Work order: Nothing should be left out. Give all the data again exactly as written.

*** Opening Working data ***

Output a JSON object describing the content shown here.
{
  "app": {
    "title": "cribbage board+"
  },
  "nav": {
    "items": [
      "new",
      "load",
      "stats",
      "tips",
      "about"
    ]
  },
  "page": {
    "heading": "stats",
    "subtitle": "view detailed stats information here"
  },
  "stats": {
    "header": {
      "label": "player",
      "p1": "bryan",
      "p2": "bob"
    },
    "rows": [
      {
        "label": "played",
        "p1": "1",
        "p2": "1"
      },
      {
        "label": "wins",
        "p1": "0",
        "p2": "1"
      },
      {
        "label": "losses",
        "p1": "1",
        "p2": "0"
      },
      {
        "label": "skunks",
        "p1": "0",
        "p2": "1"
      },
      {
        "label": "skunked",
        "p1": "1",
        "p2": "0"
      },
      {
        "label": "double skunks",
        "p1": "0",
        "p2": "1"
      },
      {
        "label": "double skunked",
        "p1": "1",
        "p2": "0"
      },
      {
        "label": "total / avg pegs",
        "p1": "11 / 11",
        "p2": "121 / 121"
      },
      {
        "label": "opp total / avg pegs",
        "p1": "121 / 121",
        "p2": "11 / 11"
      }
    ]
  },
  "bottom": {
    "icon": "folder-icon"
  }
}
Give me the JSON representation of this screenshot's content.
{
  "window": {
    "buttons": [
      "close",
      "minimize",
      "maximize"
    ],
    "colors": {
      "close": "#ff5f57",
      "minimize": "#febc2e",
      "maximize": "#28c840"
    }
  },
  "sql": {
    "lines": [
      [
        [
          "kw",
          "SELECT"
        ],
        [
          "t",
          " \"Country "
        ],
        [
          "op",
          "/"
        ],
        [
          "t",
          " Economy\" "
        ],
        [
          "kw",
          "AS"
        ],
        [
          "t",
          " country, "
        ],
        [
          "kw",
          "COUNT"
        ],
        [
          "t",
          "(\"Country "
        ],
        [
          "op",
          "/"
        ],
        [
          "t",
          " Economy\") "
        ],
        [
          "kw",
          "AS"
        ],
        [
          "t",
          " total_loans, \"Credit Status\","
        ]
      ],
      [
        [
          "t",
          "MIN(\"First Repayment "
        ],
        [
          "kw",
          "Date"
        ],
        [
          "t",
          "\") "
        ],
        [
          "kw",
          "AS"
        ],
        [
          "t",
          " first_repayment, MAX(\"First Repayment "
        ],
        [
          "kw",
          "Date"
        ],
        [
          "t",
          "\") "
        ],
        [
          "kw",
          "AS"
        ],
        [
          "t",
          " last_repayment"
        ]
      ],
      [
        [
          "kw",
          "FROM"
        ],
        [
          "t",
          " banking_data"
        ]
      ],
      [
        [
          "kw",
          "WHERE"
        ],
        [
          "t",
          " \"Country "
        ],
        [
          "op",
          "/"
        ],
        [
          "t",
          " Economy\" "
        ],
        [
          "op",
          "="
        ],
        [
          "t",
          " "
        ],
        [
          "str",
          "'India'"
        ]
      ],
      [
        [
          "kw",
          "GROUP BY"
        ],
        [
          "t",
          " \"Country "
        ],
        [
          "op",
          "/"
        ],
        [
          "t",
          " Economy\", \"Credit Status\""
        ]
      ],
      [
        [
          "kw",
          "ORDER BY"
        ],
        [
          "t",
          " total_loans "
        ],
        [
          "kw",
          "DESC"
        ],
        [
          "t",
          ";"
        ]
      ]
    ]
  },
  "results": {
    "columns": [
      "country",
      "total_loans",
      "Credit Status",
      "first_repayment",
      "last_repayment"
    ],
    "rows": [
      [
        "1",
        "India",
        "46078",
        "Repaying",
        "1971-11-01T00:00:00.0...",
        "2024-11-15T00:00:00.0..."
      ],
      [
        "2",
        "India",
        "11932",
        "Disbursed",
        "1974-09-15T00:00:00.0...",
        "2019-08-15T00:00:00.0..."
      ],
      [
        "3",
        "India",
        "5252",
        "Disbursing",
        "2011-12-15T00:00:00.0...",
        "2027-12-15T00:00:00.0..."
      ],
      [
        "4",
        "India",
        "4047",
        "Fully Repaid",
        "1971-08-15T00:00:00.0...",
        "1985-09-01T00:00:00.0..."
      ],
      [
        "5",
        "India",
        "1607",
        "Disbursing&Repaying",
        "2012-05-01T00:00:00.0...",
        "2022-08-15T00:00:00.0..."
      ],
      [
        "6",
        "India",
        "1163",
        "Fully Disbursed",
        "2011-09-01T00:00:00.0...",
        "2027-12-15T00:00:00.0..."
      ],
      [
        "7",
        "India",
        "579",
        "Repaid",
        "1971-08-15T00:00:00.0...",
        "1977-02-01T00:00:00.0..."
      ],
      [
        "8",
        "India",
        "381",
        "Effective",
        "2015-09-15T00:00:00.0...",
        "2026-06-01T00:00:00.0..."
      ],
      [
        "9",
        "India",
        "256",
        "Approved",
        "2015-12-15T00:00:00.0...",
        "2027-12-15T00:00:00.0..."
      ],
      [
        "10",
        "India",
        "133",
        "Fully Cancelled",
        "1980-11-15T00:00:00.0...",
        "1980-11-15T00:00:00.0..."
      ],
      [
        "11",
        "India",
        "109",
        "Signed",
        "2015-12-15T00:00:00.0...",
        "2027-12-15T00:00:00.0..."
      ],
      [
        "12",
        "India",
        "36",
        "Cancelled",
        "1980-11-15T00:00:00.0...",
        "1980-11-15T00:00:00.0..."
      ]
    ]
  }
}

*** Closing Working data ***

Result of this exercise:
Output a JSON object describing the content shown here.
{
  "app": {
    "title": "cribbage board+"
  },
  "nav": {
    "items": [
      "new",
      "load",
      "stats",
      "tips",
      "about"
    ]
  },
  "page": {
    "heading": "stats",
    "subtitle": "view detailed stats information here"
  },
  "stats": {
    "header": {
      "label": "player",
      "p1": "bryan",
      "p2": "bob"
    },
    "rows": [
      {
        "label": "played",
        "p1": "1",
        "p2": "1"
      },
      {
        "label": "wins",
        "p1": "0",
        "p2": "1"
      },
      {
        "label": "losses",
        "p1": "1",
        "p2": "0"
      },
      {
        "label": "skunks",
        "p1": "0",
        "p2": "1"
      },
      {
        "label": "skunked",
        "p1": "1",
        "p2": "0"
      },
      {
        "label": "double skunks",
        "p1": "0",
        "p2": "1"
      },
      {
        "label": "double skunked",
        "p1": "1",
        "p2": "0"
      },
      {
        "label": "total / avg pegs",
        "p1": "11 / 11",
        "p2": "121 / 121"
      },
      {
        "label": "opp total / avg pegs",
        "p1": "121 / 121",
        "p2": "11 / 11"
      }
    ]
  },
  "bottom": {
    "icon": "folder-icon"
  }
}
Give me the JSON representation of this screenshot's content.
{
  "window": {
    "buttons": [
      "close",
      "minimize",
      "maximize"
    ],
    "colors": {
      "close": "#ff5f57",
      "minimize": "#febc2e",
      "maximize": "#28c840"
    }
  },
  "sql": {
    "lines": [
      [
        [
          "kw",
          "SELECT"
        ],
        [
          "t",
          " \"Country "
        ],
        [
          "op",
          "/"
        ],
        [
          "t",
          " Economy\" "
        ],
        [
          "kw",
          "AS"
        ],
        [
          "t",
          " country, "
        ],
        [
          "kw",
          "COUNT"
        ],
        [
          "t",
          "(\"Country "
        ],
        [
          "op",
          "/"
        ],
        [
          "t",
          " Economy\") "
        ],
        [
          "kw",
          "AS"
        ],
        [
          "t",
          " total_loans, \"Credit Status\","
        ]
      ],
      [
        [
          "t",
          "MIN(\"First Repayment "
        ],
        [
          "kw",
          "Date"
        ],
        [
          "t",
          "\") "
        ],
        [
          "kw",
          "AS"
        ],
        [
          "t",
          " first_repayment, MAX(\"First Repayment "
        ],
        [
          "kw",
          "Date"
        ],
        [
          "t",
          "\") "
        ],
        [
          "kw",
          "AS"
        ],
        [
          "t",
          " last_repayment"
        ]
      ],
      [
        [
          "kw",
          "FROM"
        ],
        [
          "t",
          " banking_data"
        ]
      ],
      [
        [
          "kw",
          "WHERE"
        ],
        [
          "t",
          " \"Country "
        ],
        [
          "op",
          "/"
        ],
        [
          "t",
          " Economy\" "
        ],
        [
          "op",
          "="
        ],
        [
          "t",
          " "
        ],
        [
          "str",
          "'India'"
        ]
      ],
      [
        [
          "kw",
          "GROUP BY"
        ],
        [
          "t",
          " \"Country "
        ],
        [
          "op",
          "/"
        ],
        [
          "t",
          " Economy\", \"Credit Status\""
        ]
      ],
      [
        [
          "kw",
          "ORDER BY"
        ],
        [
          "t",
          " total_loans "
        ],
        [
          "kw",
          "DESC"
        ],
        [
          "t",
          ";"
        ]
      ]
    ]
  },
  "results": {
    "columns": [
      "country",
      "total_loans",
      "Credit Status",
      "first_repayment",
      "last_repayment"
    ],
    "rows": [
      [
        "1",
        "India",
        "46078",
        "Repaying",
        "1971-11-01T00:00:00.0...",
        "2024-11-15T00:00:00.0..."
      ],
      [
        "2",
        "India",
        "11932",
        "Disbursed",
        "1974-09-15T00:00:00.0...",
        "2019-08-15T00:00:00.0..."
      ],
      [
        "3",
        "India",
        "5252",
        "Disbursing",
        "2011-12-15T00:00:00.0...",
        "2027-12-15T00:00:00.0..."
      ],
      [
        "4",
        "India",
        "4047",
        "Fully Repaid",
        "1971-08-15T00:00:00.0...",
        "1985-09-01T00:00:00.0..."
      ],
      [
        "5",
        "India",
        "1607",
        "Disbursing&Repaying",
        "2012-05-01T00:00:00.0...",
        "2022-08-15T00:00:00.0..."
      ],
      [
        "6",
        "India",
        "1163",
        "Fully Disbursed",
        "2011-09-01T00:00:00.0...",
        "2027-12-15T00:00:00.0..."
      ],
      [
        "7",
        "India",
        "579",
        "Repaid",
        "1971-08-15T00:00:00.0...",
        "1977-02-01T00:00:00.0..."
      ],
      [
        "8",
        "India",
        "381",
        "Effective",
        "2015-09-15T00:00:00.0...",
        "2026-06-01T00:00:00.0..."
      ],
      [
        "9",
        "India",
        "256",
        "Approved",
        "2015-12-15T00:00:00.0...",
        "2027-12-15T00:00:00.0..."
      ],
      [
        "10",
        "India",
        "133",
        "Fully Cancelled",
        "1980-11-15T00:00:00.0...",
        "1980-11-15T00:00:00.0..."
      ],
      [
        "11",
        "India",
        "109",
        "Signed",
        "2015-12-15T00:00:00.0...",
        "2027-12-15T00:00:00.0..."
      ],
      [
        "12",
        "India",
        "36",
        "Cancelled",
        "1980-11-15T00:00:00.0...",
        "1980-11-15T00:00:00.0..."
      ]
    ]
  }
}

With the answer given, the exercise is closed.